Throne of Blood... I know I'll get raked over the coals of righteous and justifiable indignation for not thinking more of this, but this Kurosawa movie grabbed me less than perhaps any other of his I've seen so far. Of Shakespeare's "Big Five" tragedies I'd rank Macbeth fourth, so he's already not off to the best of starts, and then, unlike Ran, the story further suffers by the loss of the Bardish dialog, which is replaced with Kurosawa's visual presentation. This is not a knock against AK's cinematographic stylings, which are as unimpeachable here as anywhere, it's just that it made the tale less effective for me 's all. Still, Toshiro Mifune's Macbeth/Washizu is great (of course), and Takashi Shimura's Lady McB/Asaji is possibly even better.

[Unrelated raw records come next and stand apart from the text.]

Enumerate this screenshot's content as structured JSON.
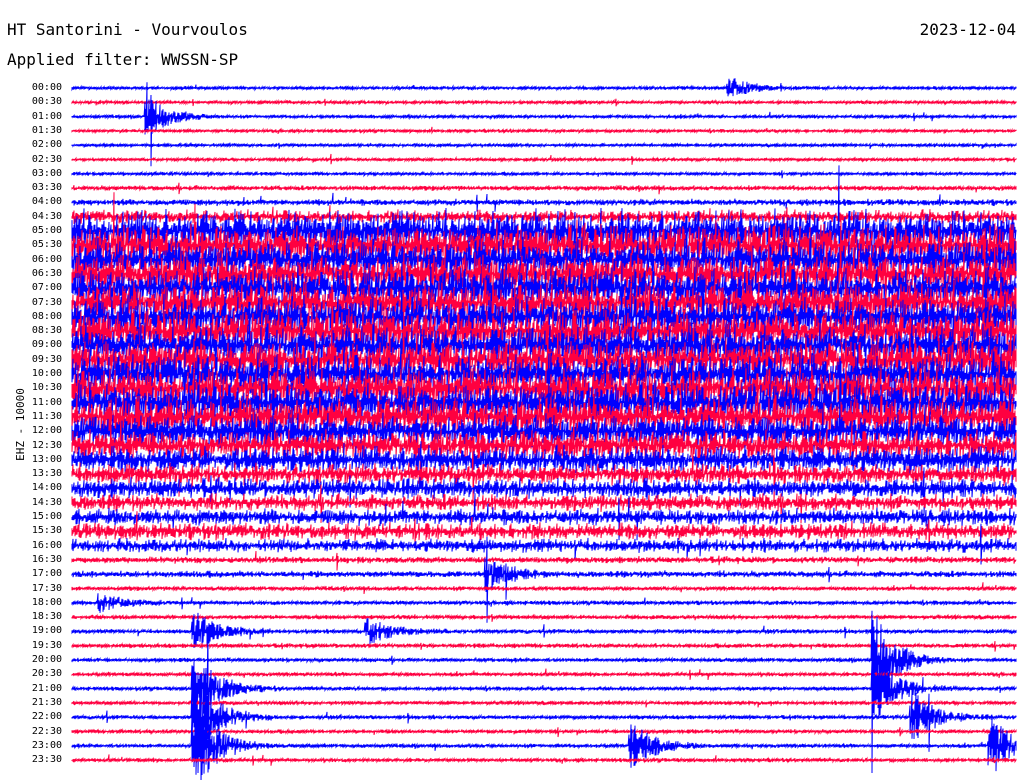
{
  "header": {
    "title": "HT Santorini - Vourvoulos",
    "date": "2023-12-04",
    "filter": "Applied filter: WWSSN-SP"
  },
  "chart_data": {
    "type": "line",
    "subtype": "helicorder",
    "title": "HT Santorini - Vourvoulos",
    "ylabel": "EHZ - 10000",
    "minutes_per_row": 30,
    "colors": [
      "#0000ff",
      "#ff0040"
    ],
    "row_labels": [
      "00:00",
      "00:30",
      "01:00",
      "01:30",
      "02:00",
      "02:30",
      "03:00",
      "03:30",
      "04:00",
      "04:30",
      "05:00",
      "05:30",
      "06:00",
      "06:30",
      "07:00",
      "07:30",
      "08:00",
      "08:30",
      "09:00",
      "09:30",
      "10:00",
      "10:30",
      "11:00",
      "11:30",
      "12:00",
      "12:30",
      "13:00",
      "13:30",
      "14:00",
      "14:30",
      "15:00",
      "15:30",
      "16:00",
      "16:30",
      "17:00",
      "17:30",
      "18:00",
      "18:30",
      "19:00",
      "19:30",
      "20:00",
      "20:30",
      "21:00",
      "21:30",
      "22:00",
      "22:30",
      "23:00",
      "23:30"
    ],
    "row_noise_level": [
      1,
      1,
      1,
      1,
      1,
      1,
      1,
      1.5,
      2,
      4,
      12,
      12,
      12,
      12,
      12,
      12,
      12,
      12,
      12,
      12,
      12,
      12,
      12,
      12,
      10,
      9,
      8,
      6,
      6,
      5,
      5,
      5,
      4,
      2,
      2,
      1.3,
      1.3,
      1.3,
      1.3,
      1.3,
      1.2,
      1.2,
      1.2,
      1.2,
      1.2,
      1.2,
      1.2,
      1.2
    ],
    "events": [
      {
        "row": 2,
        "minute": 2.5,
        "amp": 6
      },
      {
        "row": 0,
        "minute": 21,
        "amp": 3
      },
      {
        "row": 34,
        "minute": 13.3,
        "amp": 5
      },
      {
        "row": 38,
        "minute": 4,
        "amp": 6
      },
      {
        "row": 42,
        "minute": 4,
        "amp": 12
      },
      {
        "row": 44,
        "minute": 4,
        "amp": 14
      },
      {
        "row": 46,
        "minute": 4,
        "amp": 14
      },
      {
        "row": 40,
        "minute": 25.6,
        "amp": 14
      },
      {
        "row": 42,
        "minute": 25.6,
        "amp": 10
      },
      {
        "row": 44,
        "minute": 26.8,
        "amp": 8
      },
      {
        "row": 46,
        "minute": 17.9,
        "amp": 7
      },
      {
        "row": 46,
        "minute": 29.3,
        "amp": 9
      },
      {
        "row": 38,
        "minute": 9.5,
        "amp": 4
      },
      {
        "row": 36,
        "minute": 1,
        "amp": 3
      }
    ]
  }
}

Also, I don't think I'm spoiling anything since EVERYBODY knows how Macbeth goes, but Kurosawa throws Mifune a fabulous death scene right over the plate, and he knocks the cover off of it. The crowd goes wild!

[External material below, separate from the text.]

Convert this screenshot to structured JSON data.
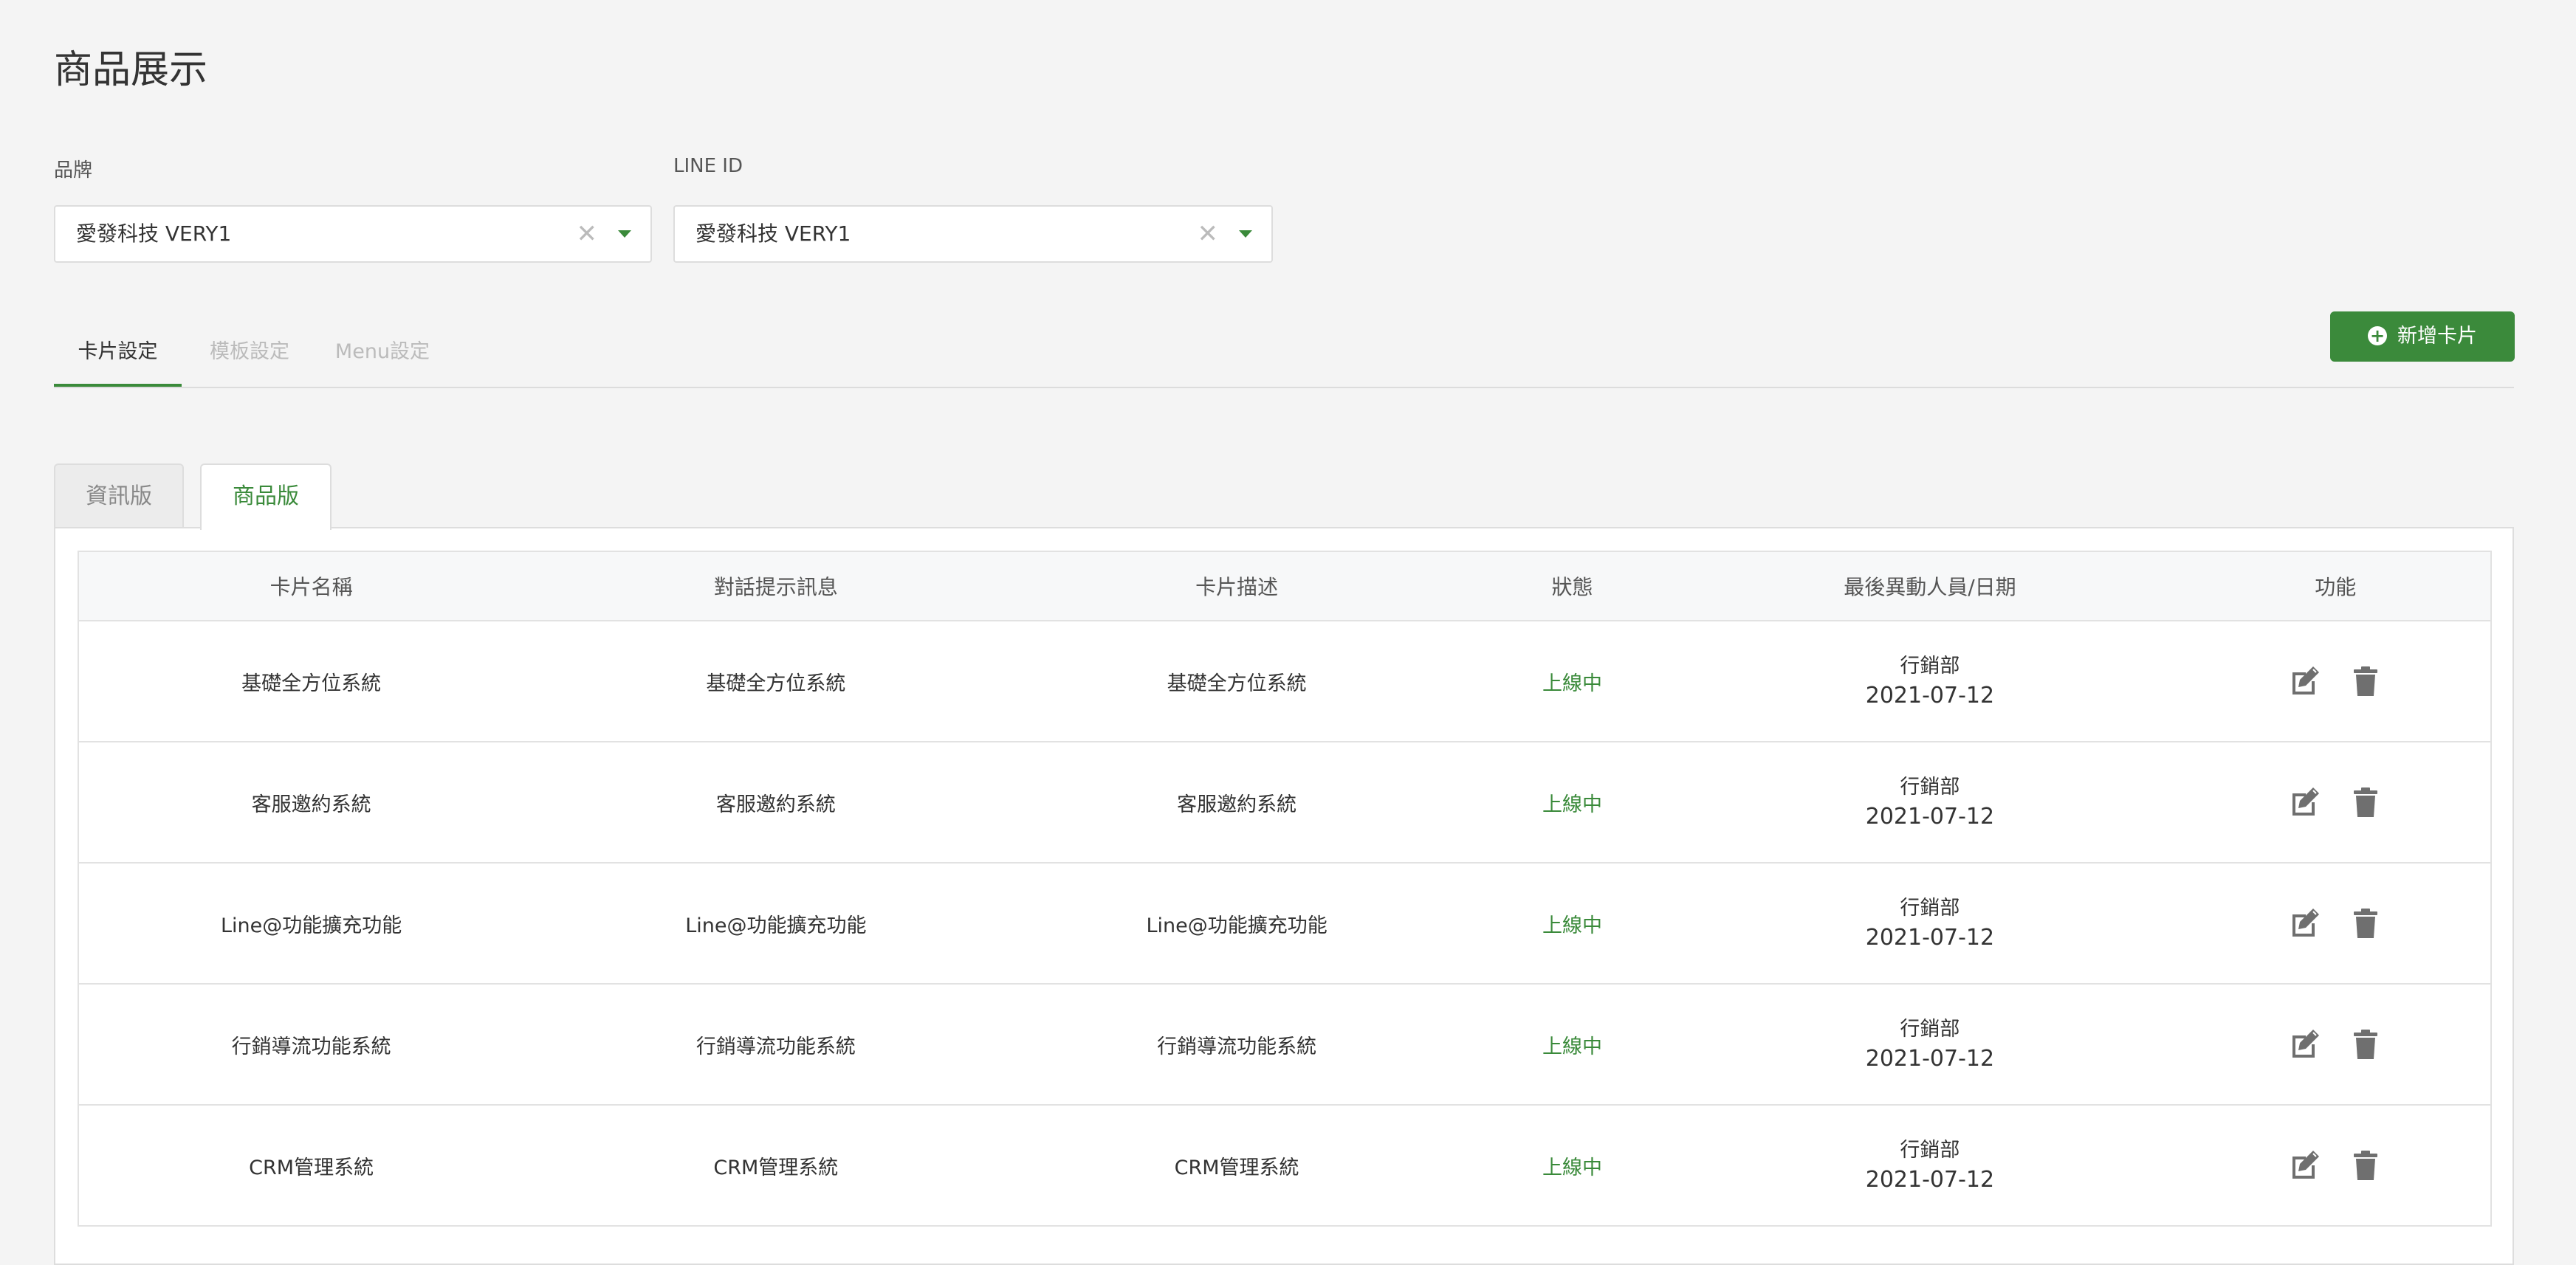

Witness for the Prosecution... A very enjoyable courtroom drama with a closing twist-fest that'll leave you spinning. Vicky has convinced me that Agatha Christie really was all that. This adaptation is helped tremendously by a wonderfully curmudgeonly performance from Charles Laughton, who somehow never made it onto my radar as an actor until now.

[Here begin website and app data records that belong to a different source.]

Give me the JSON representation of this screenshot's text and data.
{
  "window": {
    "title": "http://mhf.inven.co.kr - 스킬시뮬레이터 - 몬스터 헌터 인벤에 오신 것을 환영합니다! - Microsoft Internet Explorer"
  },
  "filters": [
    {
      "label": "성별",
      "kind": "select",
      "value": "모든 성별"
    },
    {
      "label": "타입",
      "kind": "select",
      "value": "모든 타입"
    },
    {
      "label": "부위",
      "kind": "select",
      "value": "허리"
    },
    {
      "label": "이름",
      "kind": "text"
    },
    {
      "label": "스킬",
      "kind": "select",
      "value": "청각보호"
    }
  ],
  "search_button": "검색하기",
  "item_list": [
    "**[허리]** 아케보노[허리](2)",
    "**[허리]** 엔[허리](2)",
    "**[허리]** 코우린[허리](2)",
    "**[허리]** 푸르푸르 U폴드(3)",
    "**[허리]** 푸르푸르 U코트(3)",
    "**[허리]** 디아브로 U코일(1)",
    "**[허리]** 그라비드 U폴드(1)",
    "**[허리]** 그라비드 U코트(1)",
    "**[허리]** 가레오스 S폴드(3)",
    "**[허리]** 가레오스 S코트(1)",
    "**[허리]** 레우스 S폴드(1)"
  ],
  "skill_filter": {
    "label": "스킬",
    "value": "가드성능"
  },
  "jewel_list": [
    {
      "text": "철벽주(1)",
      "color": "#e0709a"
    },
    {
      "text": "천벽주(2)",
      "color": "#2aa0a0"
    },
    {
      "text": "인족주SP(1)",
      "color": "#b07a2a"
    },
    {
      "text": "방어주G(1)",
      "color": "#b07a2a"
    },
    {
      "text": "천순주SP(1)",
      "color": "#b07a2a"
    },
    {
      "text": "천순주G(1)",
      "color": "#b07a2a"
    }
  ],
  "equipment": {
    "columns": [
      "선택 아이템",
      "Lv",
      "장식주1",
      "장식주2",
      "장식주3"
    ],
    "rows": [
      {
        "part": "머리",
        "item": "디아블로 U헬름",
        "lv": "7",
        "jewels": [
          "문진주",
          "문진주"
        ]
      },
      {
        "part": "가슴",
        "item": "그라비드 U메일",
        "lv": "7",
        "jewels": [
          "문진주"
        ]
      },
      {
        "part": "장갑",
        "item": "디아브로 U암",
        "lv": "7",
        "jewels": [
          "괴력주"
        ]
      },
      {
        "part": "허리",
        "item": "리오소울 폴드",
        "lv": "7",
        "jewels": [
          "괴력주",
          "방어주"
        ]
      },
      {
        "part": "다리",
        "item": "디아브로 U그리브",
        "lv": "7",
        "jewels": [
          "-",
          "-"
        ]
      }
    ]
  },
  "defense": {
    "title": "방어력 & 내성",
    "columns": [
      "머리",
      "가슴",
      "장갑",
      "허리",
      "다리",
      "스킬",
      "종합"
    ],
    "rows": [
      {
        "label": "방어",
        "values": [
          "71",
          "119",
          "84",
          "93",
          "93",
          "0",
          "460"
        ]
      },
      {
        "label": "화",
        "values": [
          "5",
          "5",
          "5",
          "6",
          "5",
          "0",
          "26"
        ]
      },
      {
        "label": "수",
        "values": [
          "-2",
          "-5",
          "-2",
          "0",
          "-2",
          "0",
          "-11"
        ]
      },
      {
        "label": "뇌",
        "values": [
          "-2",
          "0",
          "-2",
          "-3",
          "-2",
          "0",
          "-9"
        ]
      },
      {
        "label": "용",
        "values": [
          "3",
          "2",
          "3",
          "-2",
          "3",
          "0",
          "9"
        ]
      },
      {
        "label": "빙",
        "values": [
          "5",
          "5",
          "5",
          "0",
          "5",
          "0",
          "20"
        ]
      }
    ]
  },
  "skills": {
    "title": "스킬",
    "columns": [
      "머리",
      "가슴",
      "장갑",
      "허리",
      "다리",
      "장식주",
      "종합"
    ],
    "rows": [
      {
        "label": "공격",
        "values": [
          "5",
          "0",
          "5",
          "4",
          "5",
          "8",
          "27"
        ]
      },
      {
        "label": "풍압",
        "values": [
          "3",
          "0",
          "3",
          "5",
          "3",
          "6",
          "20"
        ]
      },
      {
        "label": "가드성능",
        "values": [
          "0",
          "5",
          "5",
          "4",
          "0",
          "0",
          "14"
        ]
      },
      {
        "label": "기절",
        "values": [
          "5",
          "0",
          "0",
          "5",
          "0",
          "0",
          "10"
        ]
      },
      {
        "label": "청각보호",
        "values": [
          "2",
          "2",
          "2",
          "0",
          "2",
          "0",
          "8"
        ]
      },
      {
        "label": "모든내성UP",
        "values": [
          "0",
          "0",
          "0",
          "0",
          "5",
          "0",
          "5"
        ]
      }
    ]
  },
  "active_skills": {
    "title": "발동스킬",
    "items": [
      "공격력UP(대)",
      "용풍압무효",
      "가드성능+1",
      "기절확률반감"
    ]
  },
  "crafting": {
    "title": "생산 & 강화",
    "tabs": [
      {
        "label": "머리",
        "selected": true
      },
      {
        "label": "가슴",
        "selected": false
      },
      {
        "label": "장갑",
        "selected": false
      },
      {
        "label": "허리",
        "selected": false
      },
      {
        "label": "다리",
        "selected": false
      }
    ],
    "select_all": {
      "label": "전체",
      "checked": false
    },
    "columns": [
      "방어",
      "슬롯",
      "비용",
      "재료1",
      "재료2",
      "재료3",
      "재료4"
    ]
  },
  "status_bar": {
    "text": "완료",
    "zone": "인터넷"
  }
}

- None Yet
Could Have Missed
Sayonara... I had hoped Brando would make some inroads with me, but really most of what I found appealing in him were those moments where he reminded me of Mark Ruffalo. Brando came first, so he should score those points, but somehow Ruffalo steals them. Furthermore, it's hard to relate to why any woman--and our educated, talented, Japanese woman in particular--would find his character so appealing. He woos her by basically looking at her (and not all that smoulderingly), and that just doesn't seem like enough for her to overcome her hard-earned antipathy. I guess it helped that he was tall. While the movie may have failed to make a Brando fan of me, it did wake me up to Red Buttons, who turns in a fabulous dramatic turn as Airman Kelly, who marries a Japanese woman in defiance of strong army discouragement of fraternization. The movie does deal very well with those issues, although it surprises me that a movie can be take such a progressive stance with regards to racism, and still cast Ricardo Montalban as the only Japanese male in the whole movie. I'm glad I watched it, but I feel like I happened to accidentally catch glimpses of a great Red Buttons movie that was captured accidentally by filmmakers shooting an average Marlon Brando movie.
The Seventh Seal... And here I thought this was going to be the story of a young boy, adopted into the circus, who takes charge of a lackluster act featuring six trained seals, who overcomes adversity, and who makes the act a roaring success by adding a seventh seal. That is about my intellectual speed, apparently, as I was pretty bored by this outwardly gloomy meditation on life and God's apparent absence. I say "outwardly" and "apparent" because I suspect there's some serious "God is Life" stuff going on, with a selection of life's joys depicted, and the beautiful imagery. I really need to change my nomenclature, as there's nothing "average" about this movie, but it wasn't my cup of tea. Kinda surprising, given my occassionally tortured agnostic tentencies.
Should Have Missed
- None Yet
El Sucko Grande
- None Yet